Many younger children are also at risk of overdosing on some added vitamins, according to a report from the Environmental Working Group (EWG). The report showed that many fortified foods currently available contain levels of vitamins that aren’t appropriate for children. Many children may also exceed daily recommended values by eating a variety of fortified foods throughout the day, or by eating more than one serving. Nearly half of children ages 2 to 8 get too much zinc, and 13 percent consume too much vitamin A. These overdoses are potentially dangerous.
Fortified and enriched foods, especially foods not formulated for children, may not be safe for all children. The EWG recommends that children eat products with no more than 20 to 25 percent of the adult recommended daily value for vitamin A, niacin, and zinc. You can find this value on the nutrition label. While it’s still important to keep an eye on these nutrients, tweens and teens may benefit from including fortified or enriched foods in a balanced diet.
- dietary fiber
- vitamins A, D, E, and C.
Older adults and pregnant women are especially vulnerable to vitamin deficiencies.
People with special diets also need to be aware of potential vitamin deficiencies. Vegans, for example, can benefit from foods fortified with vitamin B-12.
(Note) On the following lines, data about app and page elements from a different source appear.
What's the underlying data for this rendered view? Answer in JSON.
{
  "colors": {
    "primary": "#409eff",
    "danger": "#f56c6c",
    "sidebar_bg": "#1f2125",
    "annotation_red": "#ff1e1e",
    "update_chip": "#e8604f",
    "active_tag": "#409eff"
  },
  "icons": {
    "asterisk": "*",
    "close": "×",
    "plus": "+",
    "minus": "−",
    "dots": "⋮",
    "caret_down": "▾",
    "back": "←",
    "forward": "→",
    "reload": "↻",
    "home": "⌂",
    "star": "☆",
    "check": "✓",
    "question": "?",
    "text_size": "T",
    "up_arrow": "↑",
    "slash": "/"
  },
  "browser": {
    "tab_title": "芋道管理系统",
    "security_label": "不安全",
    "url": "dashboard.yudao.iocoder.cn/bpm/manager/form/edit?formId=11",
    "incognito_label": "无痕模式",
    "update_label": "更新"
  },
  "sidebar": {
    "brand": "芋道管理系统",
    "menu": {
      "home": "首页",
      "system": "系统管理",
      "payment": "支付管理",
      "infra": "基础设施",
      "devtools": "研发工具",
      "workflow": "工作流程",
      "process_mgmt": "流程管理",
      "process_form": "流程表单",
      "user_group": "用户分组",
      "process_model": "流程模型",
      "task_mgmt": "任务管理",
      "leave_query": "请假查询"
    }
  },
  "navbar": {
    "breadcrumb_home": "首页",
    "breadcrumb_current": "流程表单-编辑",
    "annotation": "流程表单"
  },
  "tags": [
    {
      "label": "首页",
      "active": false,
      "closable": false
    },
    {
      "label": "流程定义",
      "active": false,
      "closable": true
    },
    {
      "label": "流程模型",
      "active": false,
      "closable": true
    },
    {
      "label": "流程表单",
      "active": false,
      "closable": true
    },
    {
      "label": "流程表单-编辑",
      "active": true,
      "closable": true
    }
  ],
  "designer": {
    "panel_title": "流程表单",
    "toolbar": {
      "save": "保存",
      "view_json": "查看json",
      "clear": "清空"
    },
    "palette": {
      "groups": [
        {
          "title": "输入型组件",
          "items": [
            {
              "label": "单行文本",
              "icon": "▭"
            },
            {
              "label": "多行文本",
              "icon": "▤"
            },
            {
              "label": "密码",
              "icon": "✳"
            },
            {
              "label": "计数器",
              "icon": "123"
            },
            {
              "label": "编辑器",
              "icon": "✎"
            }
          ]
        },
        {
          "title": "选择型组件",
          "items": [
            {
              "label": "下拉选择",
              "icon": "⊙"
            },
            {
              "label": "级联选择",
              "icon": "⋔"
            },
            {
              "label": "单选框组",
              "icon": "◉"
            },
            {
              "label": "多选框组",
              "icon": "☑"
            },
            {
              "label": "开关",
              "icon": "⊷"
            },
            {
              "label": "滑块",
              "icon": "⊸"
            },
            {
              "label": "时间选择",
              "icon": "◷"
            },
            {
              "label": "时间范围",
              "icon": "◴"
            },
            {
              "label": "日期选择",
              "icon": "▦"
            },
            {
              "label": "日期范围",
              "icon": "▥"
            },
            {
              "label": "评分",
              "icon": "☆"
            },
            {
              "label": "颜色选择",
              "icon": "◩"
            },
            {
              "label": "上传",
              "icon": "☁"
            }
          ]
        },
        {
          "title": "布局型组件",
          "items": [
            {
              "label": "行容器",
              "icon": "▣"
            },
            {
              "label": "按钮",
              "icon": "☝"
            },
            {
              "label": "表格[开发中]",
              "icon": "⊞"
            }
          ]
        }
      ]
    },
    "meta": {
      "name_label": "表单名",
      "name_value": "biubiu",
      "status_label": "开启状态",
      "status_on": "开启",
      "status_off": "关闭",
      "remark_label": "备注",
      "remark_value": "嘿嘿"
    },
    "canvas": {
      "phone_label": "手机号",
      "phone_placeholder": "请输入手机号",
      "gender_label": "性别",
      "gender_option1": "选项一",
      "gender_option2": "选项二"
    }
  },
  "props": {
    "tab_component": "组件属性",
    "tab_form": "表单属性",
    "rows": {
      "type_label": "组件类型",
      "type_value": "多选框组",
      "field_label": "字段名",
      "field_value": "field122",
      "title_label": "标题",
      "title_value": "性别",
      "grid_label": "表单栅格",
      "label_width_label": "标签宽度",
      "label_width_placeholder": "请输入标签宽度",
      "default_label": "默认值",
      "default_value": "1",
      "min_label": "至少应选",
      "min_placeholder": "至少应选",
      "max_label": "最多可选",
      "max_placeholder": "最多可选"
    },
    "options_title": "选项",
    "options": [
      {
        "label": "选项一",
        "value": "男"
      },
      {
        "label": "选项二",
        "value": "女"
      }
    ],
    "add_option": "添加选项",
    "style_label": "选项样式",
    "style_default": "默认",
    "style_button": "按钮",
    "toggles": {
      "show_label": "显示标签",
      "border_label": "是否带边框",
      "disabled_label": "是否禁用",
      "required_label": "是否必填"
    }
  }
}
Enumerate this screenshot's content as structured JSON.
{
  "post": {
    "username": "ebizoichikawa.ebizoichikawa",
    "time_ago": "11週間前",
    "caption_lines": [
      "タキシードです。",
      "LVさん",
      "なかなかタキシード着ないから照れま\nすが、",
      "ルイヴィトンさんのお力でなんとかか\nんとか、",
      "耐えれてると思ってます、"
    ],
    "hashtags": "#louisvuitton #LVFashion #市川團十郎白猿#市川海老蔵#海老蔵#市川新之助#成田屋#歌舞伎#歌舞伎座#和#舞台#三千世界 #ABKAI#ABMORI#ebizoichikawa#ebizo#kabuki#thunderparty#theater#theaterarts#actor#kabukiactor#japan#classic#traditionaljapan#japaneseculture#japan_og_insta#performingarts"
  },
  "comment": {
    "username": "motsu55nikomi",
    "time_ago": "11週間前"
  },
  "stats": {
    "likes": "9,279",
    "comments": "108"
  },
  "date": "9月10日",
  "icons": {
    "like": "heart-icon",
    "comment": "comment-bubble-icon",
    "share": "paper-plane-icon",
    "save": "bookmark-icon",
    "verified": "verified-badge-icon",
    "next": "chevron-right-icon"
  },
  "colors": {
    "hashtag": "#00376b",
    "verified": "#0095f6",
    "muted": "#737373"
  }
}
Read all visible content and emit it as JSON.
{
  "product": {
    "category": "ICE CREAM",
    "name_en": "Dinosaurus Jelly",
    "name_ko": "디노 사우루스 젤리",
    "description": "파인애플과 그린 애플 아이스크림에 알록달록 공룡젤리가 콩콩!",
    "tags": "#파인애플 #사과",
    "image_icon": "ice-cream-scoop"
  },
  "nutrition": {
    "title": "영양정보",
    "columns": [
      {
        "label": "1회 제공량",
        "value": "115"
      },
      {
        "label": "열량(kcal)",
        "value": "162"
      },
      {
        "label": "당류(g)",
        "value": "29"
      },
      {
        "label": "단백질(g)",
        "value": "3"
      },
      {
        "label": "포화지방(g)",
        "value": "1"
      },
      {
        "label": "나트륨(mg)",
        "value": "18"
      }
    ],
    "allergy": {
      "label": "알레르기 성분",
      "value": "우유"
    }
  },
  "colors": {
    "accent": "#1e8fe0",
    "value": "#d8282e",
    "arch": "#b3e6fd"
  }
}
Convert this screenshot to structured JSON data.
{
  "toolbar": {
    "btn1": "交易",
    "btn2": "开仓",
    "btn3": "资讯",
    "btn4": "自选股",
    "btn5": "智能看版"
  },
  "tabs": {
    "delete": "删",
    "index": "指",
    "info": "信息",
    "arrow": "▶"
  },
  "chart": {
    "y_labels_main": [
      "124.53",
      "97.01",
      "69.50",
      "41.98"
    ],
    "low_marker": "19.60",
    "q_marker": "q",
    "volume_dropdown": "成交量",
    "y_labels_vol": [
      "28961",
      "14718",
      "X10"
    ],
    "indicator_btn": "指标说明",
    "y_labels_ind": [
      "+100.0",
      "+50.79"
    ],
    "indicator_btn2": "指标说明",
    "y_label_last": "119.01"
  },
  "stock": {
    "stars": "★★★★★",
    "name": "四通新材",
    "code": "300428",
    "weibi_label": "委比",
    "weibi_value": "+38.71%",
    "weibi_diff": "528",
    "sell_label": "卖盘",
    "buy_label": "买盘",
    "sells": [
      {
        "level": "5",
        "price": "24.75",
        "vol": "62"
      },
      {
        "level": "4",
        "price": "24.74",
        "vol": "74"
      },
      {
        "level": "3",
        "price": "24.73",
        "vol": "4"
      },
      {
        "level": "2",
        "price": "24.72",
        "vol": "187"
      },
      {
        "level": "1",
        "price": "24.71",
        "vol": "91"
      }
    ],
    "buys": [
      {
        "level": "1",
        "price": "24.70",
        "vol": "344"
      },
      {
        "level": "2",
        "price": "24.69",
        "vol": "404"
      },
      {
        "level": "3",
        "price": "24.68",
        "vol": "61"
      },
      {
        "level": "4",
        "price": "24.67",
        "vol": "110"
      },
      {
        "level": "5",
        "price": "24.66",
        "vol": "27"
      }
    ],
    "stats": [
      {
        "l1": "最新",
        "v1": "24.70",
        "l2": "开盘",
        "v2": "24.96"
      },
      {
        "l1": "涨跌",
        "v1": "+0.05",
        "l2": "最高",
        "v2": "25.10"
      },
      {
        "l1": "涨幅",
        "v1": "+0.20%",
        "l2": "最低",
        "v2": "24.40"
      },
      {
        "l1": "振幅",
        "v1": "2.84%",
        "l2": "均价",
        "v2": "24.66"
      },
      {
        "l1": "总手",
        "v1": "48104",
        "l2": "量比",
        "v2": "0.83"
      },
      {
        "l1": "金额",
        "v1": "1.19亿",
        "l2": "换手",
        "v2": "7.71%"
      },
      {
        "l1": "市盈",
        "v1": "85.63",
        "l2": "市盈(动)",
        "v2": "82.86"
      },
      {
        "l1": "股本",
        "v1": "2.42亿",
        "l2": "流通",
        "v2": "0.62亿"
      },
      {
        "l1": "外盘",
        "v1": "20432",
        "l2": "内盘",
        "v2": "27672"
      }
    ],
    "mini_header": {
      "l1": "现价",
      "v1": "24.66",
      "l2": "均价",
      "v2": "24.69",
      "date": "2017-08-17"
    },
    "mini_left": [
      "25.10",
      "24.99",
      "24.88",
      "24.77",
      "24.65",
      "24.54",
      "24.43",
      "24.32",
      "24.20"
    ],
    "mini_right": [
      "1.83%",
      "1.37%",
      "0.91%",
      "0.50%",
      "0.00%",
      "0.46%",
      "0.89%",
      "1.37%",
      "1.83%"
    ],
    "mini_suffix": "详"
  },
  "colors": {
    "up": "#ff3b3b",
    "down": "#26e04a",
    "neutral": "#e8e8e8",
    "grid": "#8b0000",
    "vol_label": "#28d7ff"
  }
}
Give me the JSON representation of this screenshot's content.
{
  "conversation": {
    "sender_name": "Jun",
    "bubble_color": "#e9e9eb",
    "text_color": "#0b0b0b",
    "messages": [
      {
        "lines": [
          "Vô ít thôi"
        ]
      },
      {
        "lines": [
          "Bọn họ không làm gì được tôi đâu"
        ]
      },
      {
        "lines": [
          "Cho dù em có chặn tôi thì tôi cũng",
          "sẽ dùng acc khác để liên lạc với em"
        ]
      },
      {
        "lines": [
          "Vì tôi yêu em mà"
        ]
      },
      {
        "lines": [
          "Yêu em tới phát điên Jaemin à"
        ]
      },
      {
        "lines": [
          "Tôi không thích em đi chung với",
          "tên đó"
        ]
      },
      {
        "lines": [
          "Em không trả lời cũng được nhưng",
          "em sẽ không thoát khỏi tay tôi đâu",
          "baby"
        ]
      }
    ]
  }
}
However, adults can overconsume certain vitamins with enriched or fortified foods, especially if they are also taking supplements.
Pregnant women and older adults can get too much vitamin A. It can cause birth defects, and high levels of vitamin A have been linked to hip fractures in older adults. While many women still have low folate intake, foods fortified with folic acid can cause people to get too much, according to the Harvard T.H. Chan School of Public Health.
Outdated daily value guidelines are also a concern. The U.S. Food and Drug Administration’s (FDA) recommendations have not been updated since they were introduced in 1968. The current guidelines conflict with the levels that the Institute of Medicine of the National Academies consider to be safe. This means that many fortified or enriched foods may be within the FDA’s guidelines, but may in fact have more than is necessary or safe.
In some cases, fortified or enriched foods are helpful. They can fill in the gaps and increase a particular vitamin and mineral consumption that would otherwise be less than the recommended value.
But it’s also easy to get too much. These foods can contribute to nutrient overdoses. Be aware of how much of each nutrient you are eating. Don’t forget to include foods that don’t come with a nutrition label, like dark leafy greens. Keep an eye on serving sizes to make sure you’re not overdosing on added vitamins or minerals.
No matter what, you can’t cover poor nutrition by adding extra vitamins. Desserts made with enriched flours and fortified breakfast cereals coated in sugar aren’t healthy options. The typical diet is already full of nutrient-poor processed foods, added sugars, and refined grains. Avoid foods that contain added sugars, have trans fats, or are high in sodium.
While fortified and enriched foods can certainly add to a healthy diet, they aren’t enough by themselves. You still need to eat a well-rounded, varied diet that is loaded with vegetables and other whole foods. You cannot rely on fortification or enrichment to get all of the nutrients you need.
Is it worth spending more money to buy fortified foods at the store?
I may recommend fortified whole grains to a pregnant woman or child if their diet is otherwise inadequate in folate and the potential of deficiency is too risky. I rarely tell people to seek out fortified or enriched foods unless they are at risk for a deficiency or already have one. My approach is to recommend as many whole, plant foods as possible to obtain nutrients in their original, natural form and then fill in any gaps with targeted recommendations. Processed foods are the ones most often enriched, which may encourage people to consume more processed foods, not less.Natalie Butler, RD, LDAnswers represent the opinions of our medical experts. All content is strictly informational and should not be considered medical advice.